Instructions to follow -
Going through the entries below, copy out each line that contains "Audio".
**** Supplied material
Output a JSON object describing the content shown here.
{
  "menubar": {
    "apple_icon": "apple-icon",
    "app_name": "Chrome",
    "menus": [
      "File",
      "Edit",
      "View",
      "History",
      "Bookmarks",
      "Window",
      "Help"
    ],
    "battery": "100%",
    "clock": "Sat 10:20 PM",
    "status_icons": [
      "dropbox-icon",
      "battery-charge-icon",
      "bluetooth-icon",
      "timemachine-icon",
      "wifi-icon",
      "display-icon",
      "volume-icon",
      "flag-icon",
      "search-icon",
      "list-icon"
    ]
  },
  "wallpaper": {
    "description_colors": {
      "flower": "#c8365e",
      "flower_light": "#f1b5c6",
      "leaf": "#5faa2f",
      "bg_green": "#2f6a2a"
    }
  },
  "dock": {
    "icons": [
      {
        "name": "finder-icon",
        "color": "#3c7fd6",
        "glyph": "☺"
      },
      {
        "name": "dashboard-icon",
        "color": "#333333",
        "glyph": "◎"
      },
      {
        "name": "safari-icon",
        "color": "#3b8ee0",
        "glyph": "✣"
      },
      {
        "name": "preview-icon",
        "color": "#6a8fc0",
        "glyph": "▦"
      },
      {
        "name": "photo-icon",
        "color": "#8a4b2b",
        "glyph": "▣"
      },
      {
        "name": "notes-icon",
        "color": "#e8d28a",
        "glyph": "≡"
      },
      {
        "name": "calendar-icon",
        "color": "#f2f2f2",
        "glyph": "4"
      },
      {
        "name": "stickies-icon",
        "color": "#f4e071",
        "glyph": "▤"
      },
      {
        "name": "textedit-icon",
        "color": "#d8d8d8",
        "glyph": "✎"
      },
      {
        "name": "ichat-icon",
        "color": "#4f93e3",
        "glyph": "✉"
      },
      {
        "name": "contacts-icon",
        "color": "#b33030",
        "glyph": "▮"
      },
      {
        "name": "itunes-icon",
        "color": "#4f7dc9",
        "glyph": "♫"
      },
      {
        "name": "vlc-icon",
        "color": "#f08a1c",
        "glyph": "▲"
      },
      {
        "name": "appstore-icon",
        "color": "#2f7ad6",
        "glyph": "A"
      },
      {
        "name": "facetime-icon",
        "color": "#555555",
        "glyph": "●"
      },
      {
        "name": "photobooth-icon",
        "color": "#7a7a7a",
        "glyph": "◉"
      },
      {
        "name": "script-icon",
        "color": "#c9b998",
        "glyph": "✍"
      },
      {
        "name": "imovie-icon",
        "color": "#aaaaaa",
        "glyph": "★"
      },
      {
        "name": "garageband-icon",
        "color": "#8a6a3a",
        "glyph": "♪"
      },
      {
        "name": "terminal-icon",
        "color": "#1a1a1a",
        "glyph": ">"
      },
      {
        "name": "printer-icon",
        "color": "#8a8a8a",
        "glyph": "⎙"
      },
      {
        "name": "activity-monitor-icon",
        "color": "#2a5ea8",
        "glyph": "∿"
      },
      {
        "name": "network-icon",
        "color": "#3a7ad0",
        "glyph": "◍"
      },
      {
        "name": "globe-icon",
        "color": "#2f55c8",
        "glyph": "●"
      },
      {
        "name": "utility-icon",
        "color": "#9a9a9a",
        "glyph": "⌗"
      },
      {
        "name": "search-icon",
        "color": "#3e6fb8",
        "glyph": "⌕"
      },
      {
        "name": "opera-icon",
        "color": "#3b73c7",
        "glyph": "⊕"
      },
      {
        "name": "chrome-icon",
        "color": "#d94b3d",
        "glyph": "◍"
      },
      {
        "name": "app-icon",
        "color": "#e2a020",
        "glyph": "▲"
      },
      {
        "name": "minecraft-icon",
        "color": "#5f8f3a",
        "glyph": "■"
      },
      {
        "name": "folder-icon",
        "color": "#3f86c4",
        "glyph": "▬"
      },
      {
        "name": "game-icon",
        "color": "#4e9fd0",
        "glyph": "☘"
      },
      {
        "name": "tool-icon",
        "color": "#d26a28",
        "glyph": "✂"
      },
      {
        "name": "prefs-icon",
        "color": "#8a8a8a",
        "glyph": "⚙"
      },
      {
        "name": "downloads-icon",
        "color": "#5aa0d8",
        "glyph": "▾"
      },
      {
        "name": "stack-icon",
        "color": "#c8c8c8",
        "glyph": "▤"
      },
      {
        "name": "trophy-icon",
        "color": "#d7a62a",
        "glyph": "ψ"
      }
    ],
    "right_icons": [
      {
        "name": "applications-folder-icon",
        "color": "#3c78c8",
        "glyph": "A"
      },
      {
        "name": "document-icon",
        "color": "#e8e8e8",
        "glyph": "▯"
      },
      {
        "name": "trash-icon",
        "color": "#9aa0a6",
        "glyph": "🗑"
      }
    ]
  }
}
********
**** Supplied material
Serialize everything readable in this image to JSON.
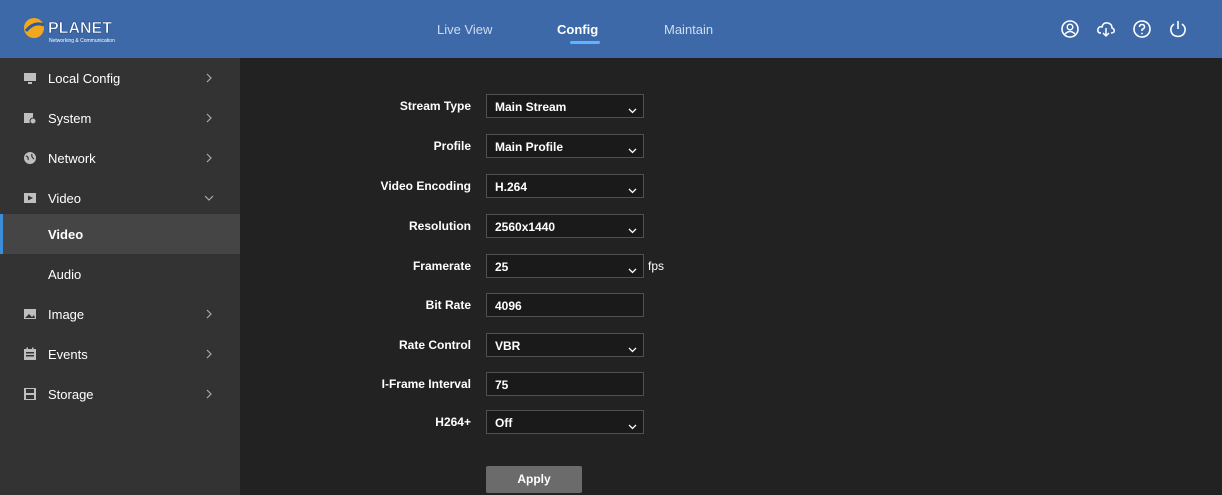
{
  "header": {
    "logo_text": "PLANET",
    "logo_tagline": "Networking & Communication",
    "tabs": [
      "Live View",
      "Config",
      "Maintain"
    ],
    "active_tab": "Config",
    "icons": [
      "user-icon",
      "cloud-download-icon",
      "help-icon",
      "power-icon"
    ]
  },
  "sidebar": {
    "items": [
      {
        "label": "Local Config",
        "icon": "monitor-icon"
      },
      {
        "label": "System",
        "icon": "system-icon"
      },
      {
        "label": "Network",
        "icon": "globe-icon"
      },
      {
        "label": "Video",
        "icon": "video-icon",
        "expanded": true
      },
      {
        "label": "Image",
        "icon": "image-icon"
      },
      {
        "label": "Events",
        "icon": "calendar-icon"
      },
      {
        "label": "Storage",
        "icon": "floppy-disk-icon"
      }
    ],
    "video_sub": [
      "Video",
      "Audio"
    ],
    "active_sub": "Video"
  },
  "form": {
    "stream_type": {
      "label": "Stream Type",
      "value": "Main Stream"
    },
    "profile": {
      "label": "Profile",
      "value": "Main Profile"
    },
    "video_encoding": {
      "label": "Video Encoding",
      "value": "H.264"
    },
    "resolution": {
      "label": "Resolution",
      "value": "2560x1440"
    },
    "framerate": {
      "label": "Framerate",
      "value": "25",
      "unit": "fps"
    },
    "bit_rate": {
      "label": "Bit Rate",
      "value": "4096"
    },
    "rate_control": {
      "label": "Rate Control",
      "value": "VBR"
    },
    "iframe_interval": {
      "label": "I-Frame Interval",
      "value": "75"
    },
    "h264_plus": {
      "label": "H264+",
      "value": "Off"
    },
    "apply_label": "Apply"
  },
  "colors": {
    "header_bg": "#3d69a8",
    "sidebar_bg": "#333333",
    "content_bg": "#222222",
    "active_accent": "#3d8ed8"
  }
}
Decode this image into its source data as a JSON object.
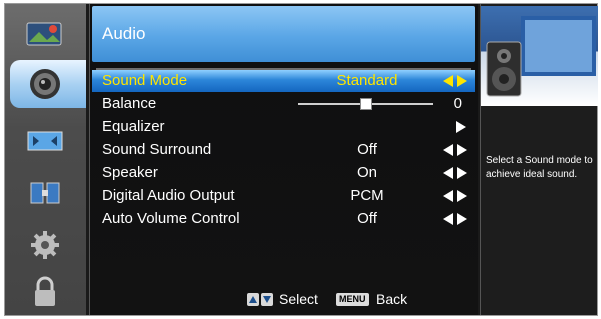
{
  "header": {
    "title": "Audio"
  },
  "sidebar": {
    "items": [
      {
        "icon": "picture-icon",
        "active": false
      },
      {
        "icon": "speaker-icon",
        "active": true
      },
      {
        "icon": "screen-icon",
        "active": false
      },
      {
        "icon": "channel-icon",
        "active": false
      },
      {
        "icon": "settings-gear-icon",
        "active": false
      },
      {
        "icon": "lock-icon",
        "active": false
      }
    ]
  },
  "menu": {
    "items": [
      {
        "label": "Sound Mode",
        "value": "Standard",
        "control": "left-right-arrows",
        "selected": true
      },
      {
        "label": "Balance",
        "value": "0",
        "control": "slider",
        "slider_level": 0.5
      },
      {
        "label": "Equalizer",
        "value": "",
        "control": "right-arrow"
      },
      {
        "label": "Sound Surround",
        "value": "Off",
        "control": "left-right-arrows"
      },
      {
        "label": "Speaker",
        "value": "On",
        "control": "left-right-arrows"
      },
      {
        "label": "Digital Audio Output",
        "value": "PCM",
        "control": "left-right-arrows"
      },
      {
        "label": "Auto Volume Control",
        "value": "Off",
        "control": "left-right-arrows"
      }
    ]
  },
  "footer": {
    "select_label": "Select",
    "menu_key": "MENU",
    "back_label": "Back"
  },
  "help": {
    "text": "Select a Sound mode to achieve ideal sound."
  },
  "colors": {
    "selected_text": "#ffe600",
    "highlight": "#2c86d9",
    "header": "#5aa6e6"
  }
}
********
Solved exercise -
      "Audio"
    "title": "Audio"
        "label": "Digital Audio Output",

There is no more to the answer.